Although the entries contain pictures, only their words should be duplicated exactly.
[[ Input open ]]
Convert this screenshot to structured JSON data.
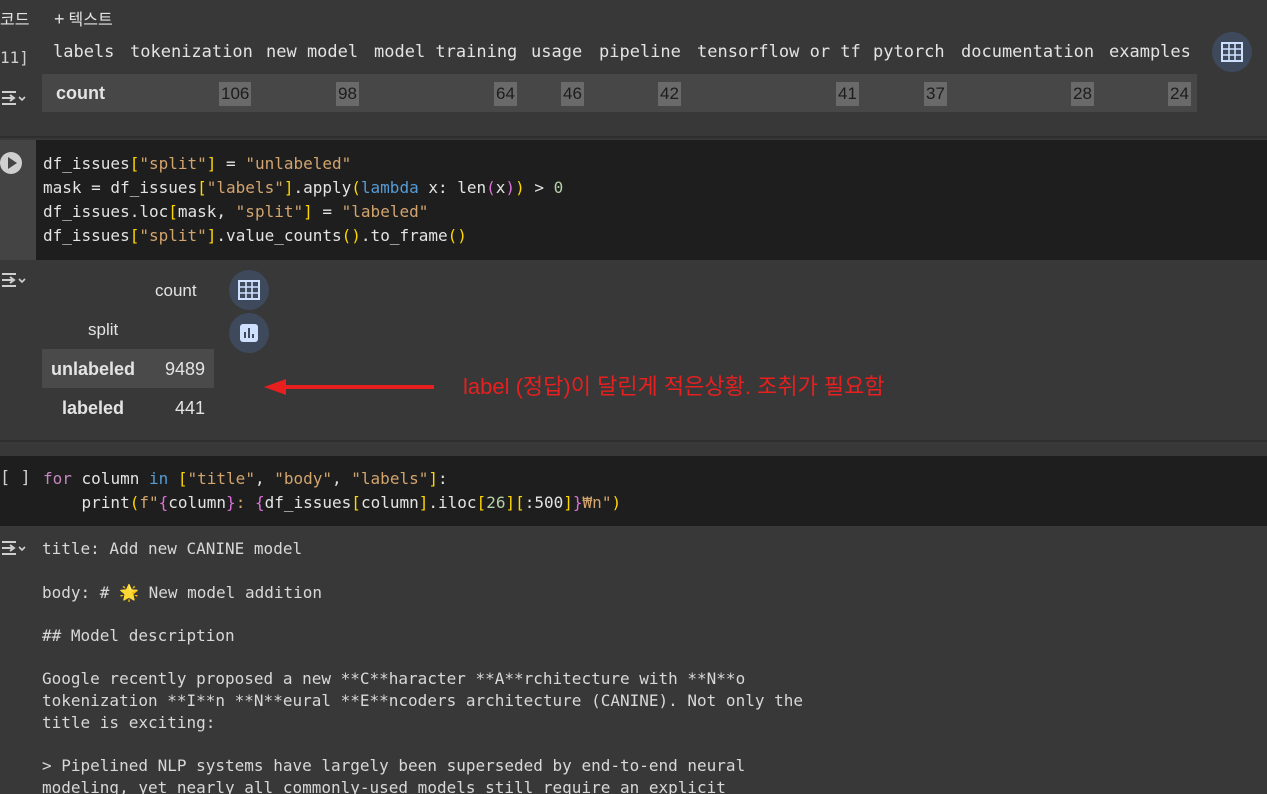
{
  "toolbar": {
    "code_label": "코드",
    "text_label": "텍스트",
    "plus": "+"
  },
  "cell1": {
    "exec_count": "11]",
    "columns": [
      "labels",
      "tokenization",
      "new model",
      "model training",
      "usage",
      "pipeline",
      "tensorflow or tf",
      "pytorch",
      "documentation",
      "examples"
    ],
    "row_label": "count",
    "values": [
      "106",
      "98",
      "64",
      "46",
      "42",
      "41",
      "37",
      "28",
      "24"
    ]
  },
  "cell2": {
    "code": [
      [
        [
          "df_issues",
          "def"
        ],
        [
          "[",
          "brk"
        ],
        [
          "\"split\"",
          "str"
        ],
        [
          "]",
          "brk"
        ],
        [
          " = ",
          "def"
        ],
        [
          "\"unlabeled\"",
          "str"
        ]
      ],
      [
        [
          "mask = df_issues",
          "def"
        ],
        [
          "[",
          "brk"
        ],
        [
          "\"labels\"",
          "str"
        ],
        [
          "]",
          "brk"
        ],
        [
          ".apply",
          "def"
        ],
        [
          "(",
          "brk"
        ],
        [
          "lambda",
          "key"
        ],
        [
          " x: len",
          "def"
        ],
        [
          "(",
          "mag"
        ],
        [
          "x",
          "def"
        ],
        [
          ")",
          "mag"
        ],
        [
          ")",
          "brk"
        ],
        [
          " > ",
          "def"
        ],
        [
          "0",
          "num"
        ]
      ],
      [
        [
          "df_issues.loc",
          "def"
        ],
        [
          "[",
          "brk"
        ],
        [
          "mask, ",
          "def"
        ],
        [
          "\"split\"",
          "str"
        ],
        [
          "]",
          "brk"
        ],
        [
          " = ",
          "def"
        ],
        [
          "\"labeled\"",
          "str"
        ]
      ],
      [
        [
          "df_issues",
          "def"
        ],
        [
          "[",
          "brk"
        ],
        [
          "\"split\"",
          "str"
        ],
        [
          "]",
          "brk"
        ],
        [
          ".value_counts",
          "def"
        ],
        [
          "()",
          "brk"
        ],
        [
          ".to_frame",
          "def"
        ],
        [
          "()",
          "brk"
        ]
      ]
    ],
    "table": {
      "col_header": "count",
      "index_name": "split",
      "rows": [
        {
          "name": "unlabeled",
          "value": "9489"
        },
        {
          "name": "labeled",
          "value": "441"
        }
      ]
    },
    "annotation": "label (정답)이 달린게 적은상황. 조취가 필요함",
    "annotation_color": "#e81f1f"
  },
  "cell3": {
    "bracket": "[ ]",
    "code": [
      [
        [
          "for",
          "kw"
        ],
        [
          " column ",
          "def"
        ],
        [
          "in",
          "key"
        ],
        [
          " ",
          "def"
        ],
        [
          "[",
          "brk"
        ],
        [
          "\"title\"",
          "str"
        ],
        [
          ", ",
          "def"
        ],
        [
          "\"body\"",
          "str"
        ],
        [
          ", ",
          "def"
        ],
        [
          "\"labels\"",
          "str"
        ],
        [
          "]",
          "brk"
        ],
        [
          ":",
          "def"
        ]
      ],
      [
        [
          "    print",
          "def"
        ],
        [
          "(",
          "brk"
        ],
        [
          "f\"",
          "str"
        ],
        [
          "{",
          "mag"
        ],
        [
          "column",
          "def"
        ],
        [
          "}",
          "mag"
        ],
        [
          ": ",
          "str"
        ],
        [
          "{",
          "mag"
        ],
        [
          "df_issues",
          "def"
        ],
        [
          "[",
          "brk"
        ],
        [
          "column",
          "def"
        ],
        [
          "]",
          "brk"
        ],
        [
          ".iloc",
          "def"
        ],
        [
          "[",
          "brk"
        ],
        [
          "26",
          "num"
        ],
        [
          "]",
          "brk"
        ],
        [
          "[",
          "brk"
        ],
        [
          ":500",
          "def"
        ],
        [
          "]",
          "brk"
        ],
        [
          "}",
          "mag"
        ],
        [
          "₩n\"",
          "str"
        ],
        [
          ")",
          "brk"
        ]
      ]
    ],
    "output": [
      "title: Add new CANINE model",
      "body: # 🌟 New model addition",
      "## Model description",
      "Google recently proposed a new **C**haracter **A**rchitecture with **N**o",
      "tokenization **I**n **N**eural **E**ncoders architecture (CANINE). Not only the",
      "title is exciting:",
      "> Pipelined NLP systems have largely been superseded by end-to-end neural",
      "modeling, yet nearly all commonly-used models still require an explicit"
    ]
  },
  "colors": {
    "background": "#383838",
    "code_bg": "#1e1e1e",
    "string": "#d2a46e",
    "keyword": "#569cd6"
  }
}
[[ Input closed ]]
● **Answer to this task**
Convert this screenshot to structured JSON data.
{
  "toolbar": {
    "code_label": "코드",
    "text_label": "텍스트",
    "plus": "+"
  },
  "cell1": {
    "exec_count": "11]",
    "columns": [
      "labels",
      "tokenization",
      "new model",
      "model training",
      "usage",
      "pipeline",
      "tensorflow or tf",
      "pytorch",
      "documentation",
      "examples"
    ],
    "row_label": "count",
    "values": [
      "106",
      "98",
      "64",
      "46",
      "42",
      "41",
      "37",
      "28",
      "24"
    ]
  },
  "cell2": {
    "code": [
      [
        [
          "df_issues",
          "def"
        ],
        [
          "[",
          "brk"
        ],
        [
          "\"split\"",
          "str"
        ],
        [
          "]",
          "brk"
        ],
        [
          " = ",
          "def"
        ],
        [
          "\"unlabeled\"",
          "str"
        ]
      ],
      [
        [
          "mask = df_issues",
          "def"
        ],
        [
          "[",
          "brk"
        ],
        [
          "\"labels\"",
          "str"
        ],
        [
          "]",
          "brk"
        ],
        [
          ".apply",
          "def"
        ],
        [
          "(",
          "brk"
        ],
        [
          "lambda",
          "key"
        ],
        [
          " x: len",
          "def"
        ],
        [
          "(",
          "mag"
        ],
        [
          "x",
          "def"
        ],
        [
          ")",
          "mag"
        ],
        [
          ")",
          "brk"
        ],
        [
          " > ",
          "def"
        ],
        [
          "0",
          "num"
        ]
      ],
      [
        [
          "df_issues.loc",
          "def"
        ],
        [
          "[",
          "brk"
        ],
        [
          "mask, ",
          "def"
        ],
        [
          "\"split\"",
          "str"
        ],
        [
          "]",
          "brk"
        ],
        [
          " = ",
          "def"
        ],
        [
          "\"labeled\"",
          "str"
        ]
      ],
      [
        [
          "df_issues",
          "def"
        ],
        [
          "[",
          "brk"
        ],
        [
          "\"split\"",
          "str"
        ],
        [
          "]",
          "brk"
        ],
        [
          ".value_counts",
          "def"
        ],
        [
          "()",
          "brk"
        ],
        [
          ".to_frame",
          "def"
        ],
        [
          "()",
          "brk"
        ]
      ]
    ],
    "table": {
      "col_header": "count",
      "index_name": "split",
      "rows": [
        {
          "name": "unlabeled",
          "value": "9489"
        },
        {
          "name": "labeled",
          "value": "441"
        }
      ]
    },
    "annotation": "label (정답)이 달린게 적은상황. 조취가 필요함",
    "annotation_color": "#e81f1f"
  },
  "cell3": {
    "bracket": "[ ]",
    "code": [
      [
        [
          "for",
          "kw"
        ],
        [
          " column ",
          "def"
        ],
        [
          "in",
          "key"
        ],
        [
          " ",
          "def"
        ],
        [
          "[",
          "brk"
        ],
        [
          "\"title\"",
          "str"
        ],
        [
          ", ",
          "def"
        ],
        [
          "\"body\"",
          "str"
        ],
        [
          ", ",
          "def"
        ],
        [
          "\"labels\"",
          "str"
        ],
        [
          "]",
          "brk"
        ],
        [
          ":",
          "def"
        ]
      ],
      [
        [
          "    print",
          "def"
        ],
        [
          "(",
          "brk"
        ],
        [
          "f\"",
          "str"
        ],
        [
          "{",
          "mag"
        ],
        [
          "column",
          "def"
        ],
        [
          "}",
          "mag"
        ],
        [
          ": ",
          "str"
        ],
        [
          "{",
          "mag"
        ],
        [
          "df_issues",
          "def"
        ],
        [
          "[",
          "brk"
        ],
        [
          "column",
          "def"
        ],
        [
          "]",
          "brk"
        ],
        [
          ".iloc",
          "def"
        ],
        [
          "[",
          "brk"
        ],
        [
          "26",
          "num"
        ],
        [
          "]",
          "brk"
        ],
        [
          "[",
          "brk"
        ],
        [
          ":500",
          "def"
        ],
        [
          "]",
          "brk"
        ],
        [
          "}",
          "mag"
        ],
        [
          "₩n\"",
          "str"
        ],
        [
          ")",
          "brk"
        ]
      ]
    ],
    "output": [
      "title: Add new CANINE model",
      "body: # 🌟 New model addition",
      "## Model description",
      "Google recently proposed a new **C**haracter **A**rchitecture with **N**o",
      "tokenization **I**n **N**eural **E**ncoders architecture (CANINE). Not only the",
      "title is exciting:",
      "> Pipelined NLP systems have largely been superseded by end-to-end neural",
      "modeling, yet nearly all commonly-used models still require an explicit"
    ]
  },
  "colors": {
    "background": "#383838",
    "code_bg": "#1e1e1e",
    "string": "#d2a46e",
    "keyword": "#569cd6"
  }
}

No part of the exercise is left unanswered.